→ YOUR OBJECTIVE: Go over the listing that follows and work out how many lines have the string "true"; reply with the number by itself.

→ DATA FOR PROCESSING:
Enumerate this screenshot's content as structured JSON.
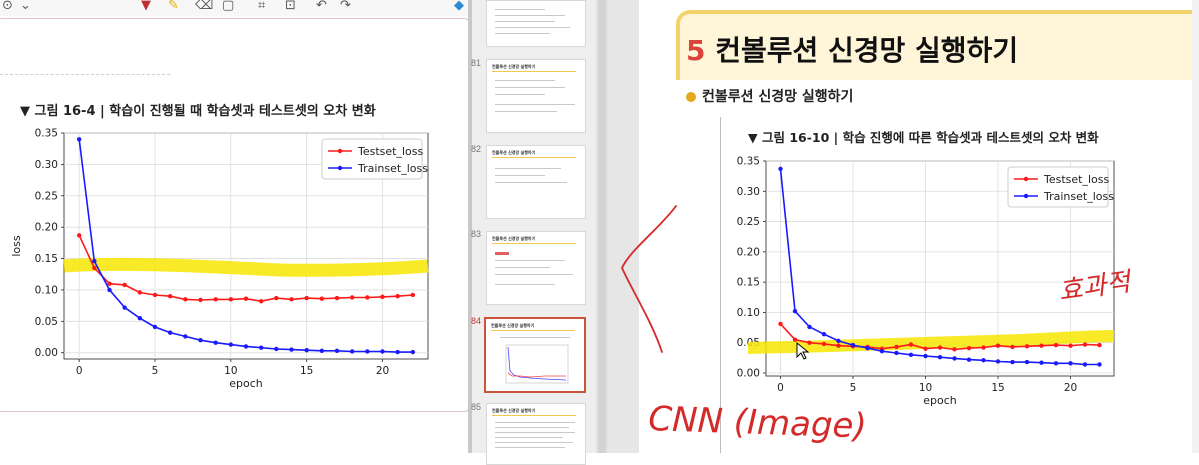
{
  "left_panel": {
    "caption": "▼  그림 16-4 | 학습이 진행될 때 학습셋과 테스트셋의 오차 변화",
    "toolbar_icons": [
      "lasso-icon",
      "pen-icon",
      "highlighter-icon",
      "eraser-icon",
      "shapes-icon",
      "crop-icon",
      "ocr-icon",
      "undo-icon",
      "redo-icon"
    ]
  },
  "thumbnails": [
    {
      "number": "",
      "title": "",
      "selected": false
    },
    {
      "number": "81",
      "title": "컨볼루션 신경망 실행하기",
      "selected": false
    },
    {
      "number": "82",
      "title": "컨볼루션 신경망 실행하기",
      "selected": false
    },
    {
      "number": "83",
      "title": "컨볼루션 신경망 실행하기",
      "selected": false
    },
    {
      "number": "84",
      "title": "컨볼루션 신경망 실행하기",
      "selected": true
    },
    {
      "number": "85",
      "title": "컨볼루션 신경망 실행하기",
      "selected": false
    }
  ],
  "slide": {
    "title_number": "5",
    "title_text": "컨볼루션 신경망 실행하기",
    "bullet": "컨볼루션 신경망 실행하기",
    "caption": "▼  그림 16-10 | 학습 진행에 따른 학습셋과 테스트셋의 오차 변화",
    "annotations": {
      "handwritten_right": "효과적",
      "handwritten_bottom": "CNN (Image)"
    },
    "highlight_color": "#f7e600",
    "ink_color": "#d22a2a"
  },
  "chart_data": [
    {
      "type": "line",
      "title": "",
      "xlabel": "epoch",
      "ylabel": "loss",
      "xlim": [
        -1,
        23
      ],
      "ylim": [
        -0.01,
        0.35
      ],
      "xticks": [
        0,
        5,
        10,
        15,
        20
      ],
      "yticks": [
        0.0,
        0.05,
        0.1,
        0.15,
        0.2,
        0.25,
        0.3,
        0.35
      ],
      "ytick_labels": [
        "0.00",
        "0.05",
        "0.10",
        "0.15",
        "0.20",
        "0.25",
        "0.30",
        "0.35"
      ],
      "grid": true,
      "legend": "top-right",
      "x": [
        0,
        1,
        2,
        3,
        4,
        5,
        6,
        7,
        8,
        9,
        10,
        11,
        12,
        13,
        14,
        15,
        16,
        17,
        18,
        19,
        20,
        21,
        22
      ],
      "series": [
        {
          "name": "Testset_loss",
          "color": "#ff1a1a",
          "values": [
            0.187,
            0.135,
            0.11,
            0.108,
            0.096,
            0.092,
            0.09,
            0.085,
            0.084,
            0.085,
            0.085,
            0.086,
            0.082,
            0.087,
            0.085,
            0.087,
            0.086,
            0.087,
            0.088,
            0.088,
            0.089,
            0.09,
            0.092
          ]
        },
        {
          "name": "Trainset_loss",
          "color": "#1a1aff",
          "values": [
            0.34,
            0.146,
            0.1,
            0.072,
            0.055,
            0.041,
            0.032,
            0.026,
            0.02,
            0.016,
            0.013,
            0.01,
            0.008,
            0.006,
            0.005,
            0.004,
            0.003,
            0.003,
            0.002,
            0.002,
            0.002,
            0.001,
            0.001
          ]
        }
      ]
    },
    {
      "type": "line",
      "title": "",
      "xlabel": "epoch",
      "ylabel": "loss",
      "xlim": [
        -1,
        23
      ],
      "ylim": [
        -0.005,
        0.35
      ],
      "xticks": [
        0,
        5,
        10,
        15,
        20
      ],
      "yticks": [
        0.0,
        0.05,
        0.1,
        0.15,
        0.2,
        0.25,
        0.3,
        0.35
      ],
      "ytick_labels": [
        "0.00",
        "0.05",
        "0.10",
        "0.15",
        "0.20",
        "0.25",
        "0.30",
        "0.35"
      ],
      "grid": true,
      "legend": "top-right",
      "x": [
        0,
        1,
        2,
        3,
        4,
        5,
        6,
        7,
        8,
        9,
        10,
        11,
        12,
        13,
        14,
        15,
        16,
        17,
        18,
        19,
        20,
        21,
        22
      ],
      "series": [
        {
          "name": "Testset_loss",
          "color": "#ff1a1a",
          "values": [
            0.081,
            0.055,
            0.05,
            0.048,
            0.045,
            0.044,
            0.043,
            0.04,
            0.043,
            0.047,
            0.04,
            0.042,
            0.039,
            0.041,
            0.042,
            0.045,
            0.043,
            0.044,
            0.045,
            0.046,
            0.045,
            0.047,
            0.046
          ]
        },
        {
          "name": "Trainset_loss",
          "color": "#1a1aff",
          "values": [
            0.337,
            0.102,
            0.076,
            0.064,
            0.053,
            0.046,
            0.041,
            0.036,
            0.033,
            0.03,
            0.028,
            0.026,
            0.024,
            0.022,
            0.021,
            0.019,
            0.018,
            0.018,
            0.017,
            0.016,
            0.016,
            0.014,
            0.014
          ]
        }
      ]
    }
  ]
}
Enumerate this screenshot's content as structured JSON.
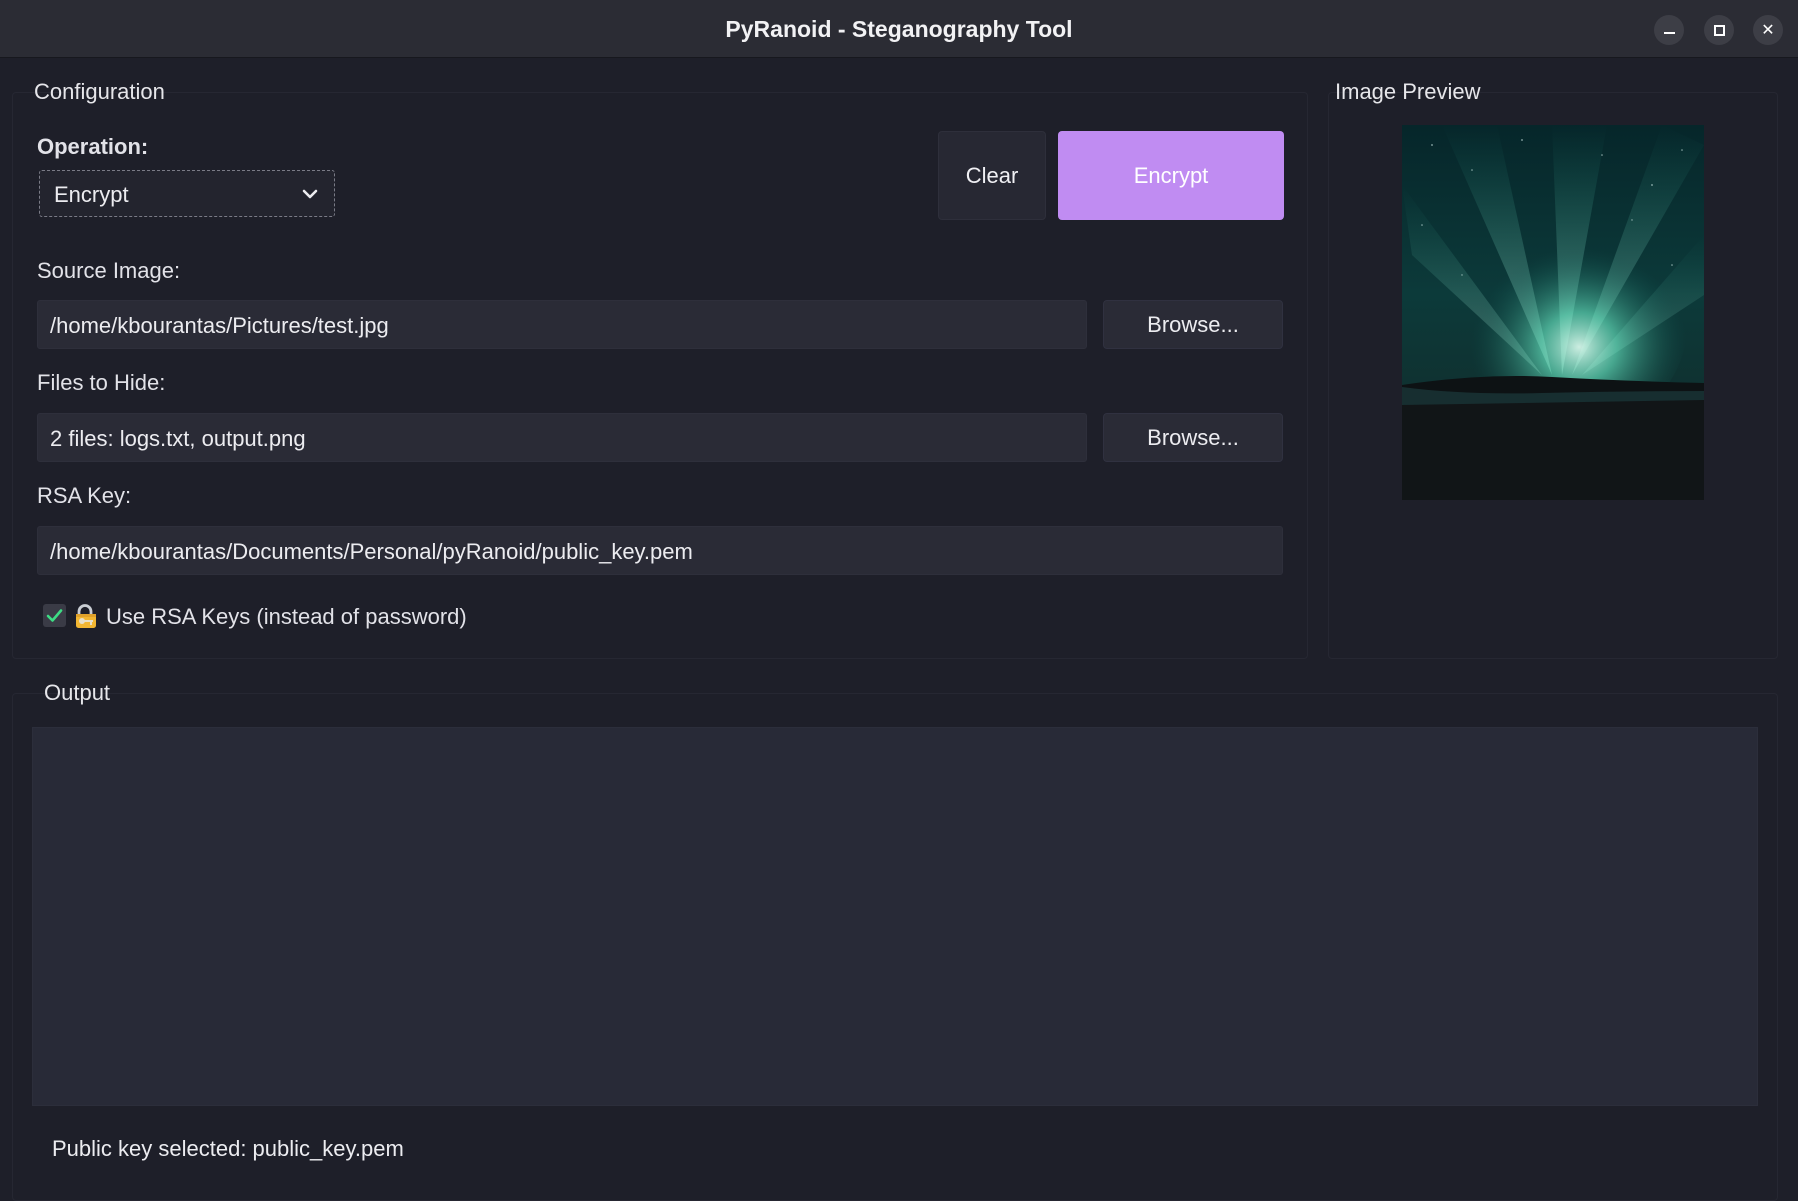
{
  "window": {
    "title": "PyRanoid - Steganography Tool",
    "minimize_glyph": "",
    "maximize_glyph": "",
    "close_glyph": "✕"
  },
  "configuration": {
    "title": "Configuration",
    "operation_label": "Operation:",
    "operation_value": "Encrypt",
    "clear_label": "Clear",
    "encrypt_label": "Encrypt",
    "source_image_label": "Source Image:",
    "source_image_value": "/home/kbourantas/Pictures/test.jpg",
    "browse_label": "Browse...",
    "files_label": "Files to Hide:",
    "files_value": "2 files: logs.txt, output.png",
    "rsa_label": "RSA Key:",
    "rsa_value": "/home/kbourantas/Documents/Personal/pyRanoid/public_key.pem",
    "use_rsa_label": "Use RSA Keys (instead of password)",
    "use_rsa_checked": true
  },
  "preview": {
    "title": "Image Preview"
  },
  "output": {
    "title": "Output",
    "log_text": "",
    "status": "Public key selected: public_key.pem"
  },
  "colors": {
    "accent": "#c08cf2",
    "background": "#1e1f29",
    "check": "#3ddc84"
  },
  "icons": {
    "dropdown": "chevron-down-icon",
    "lock": "locked-with-key-icon",
    "checkbox": "checkmark-icon"
  }
}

→ OUTPUT FOR THIS TASK: 4